* * *
No one spoke as they flew. Bryce aimed south. They passed over a huge mountain lake, a city on its southern shore. Eddie stared down, wondering what the people were like there. All of those lives, thousands of people, and none of them knew that the world was about to end.
Eddie kept his eyes on the horizon, willing the car to go faster. Bryce sat gripping the wheel, an open Mountain Sunrise always in his cup holder. Dennis sniffled and whimpered in the back seat.
They flew over a thunderstorm. By the time they'd passed it, they were clear of the mountains. The land below was nondescript rolling hills and rivers, grazing sheep and cattle, the occasional village.
"How are we going to find Holcomb," Eddie asked.
"I don't know. It's a big world."
"But it's this way?"
"I've been all over this land," Bryce said, "But I don't see any landmarks I know here."
"What are we looking for?" Skylar asked.
"It's a town that defies gravity," Eddie said. "I mean, gravity is bent around it. It sticks up in the air, the top of it shaped like the head of a hammer."
"That shouldn't be too hard to spot," Skylar said.

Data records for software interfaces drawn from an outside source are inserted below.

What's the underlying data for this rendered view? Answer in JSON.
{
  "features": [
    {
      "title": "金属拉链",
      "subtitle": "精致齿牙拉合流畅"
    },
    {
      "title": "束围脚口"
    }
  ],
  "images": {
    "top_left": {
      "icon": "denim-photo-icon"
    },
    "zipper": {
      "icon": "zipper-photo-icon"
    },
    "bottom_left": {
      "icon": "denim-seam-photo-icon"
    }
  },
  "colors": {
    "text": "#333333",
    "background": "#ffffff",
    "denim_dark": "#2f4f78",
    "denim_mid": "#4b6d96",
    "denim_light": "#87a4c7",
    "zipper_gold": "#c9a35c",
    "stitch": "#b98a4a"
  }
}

"If we get close enough," Bryce added.
They flew along a mountain range, its peaks passing by their left side. The peaks grew smaller, transitioning to low hills, then the mountains fell away, and the empty expanse beyond provided no landmarks to steer by..
"Where are we?" Eddie asked.
"I don't know. I don't think I'd be able to tell if we were flying in circles."
"What's that over there?"
"It's a deep gorge," Skylar said.
"Could that be the same one we found east of Holcomb?" Eddie asked. "Get closer."
Bryce flew low over the narrow gorge. The shadows within were deep and black. "I think so."
They traced the gorge for dozens of miles. Then they reached a broken bridge. "Is that it?" Eddie asked.
They'd been there before, weeks ago, with Kai in the back seat and Kardhoom in the trunk. Eddie remembered staring down into the narrow chasm on a very different day.
"This is it," Bryce said. "This is our road." He cranked the wheel and headed east, flying fast over the empty hills.
Hours passed. The sun sat on the horizon when they crested the hill overlooking Holcomb.
"What the—" Bryce exclaimed.
They could see only the houses on the outskirts of the town. Beyond them, instead of the hammer-shape of Holcomb's gravity anomaly, a churning ring of black clouds blew in a continuous circle, obscuring their view. Lightning flashed in the maelstrom, blasting the dark vortex with brilliant white.
"Master," Dennis whispered, staring at the black hurricane. "Master is here."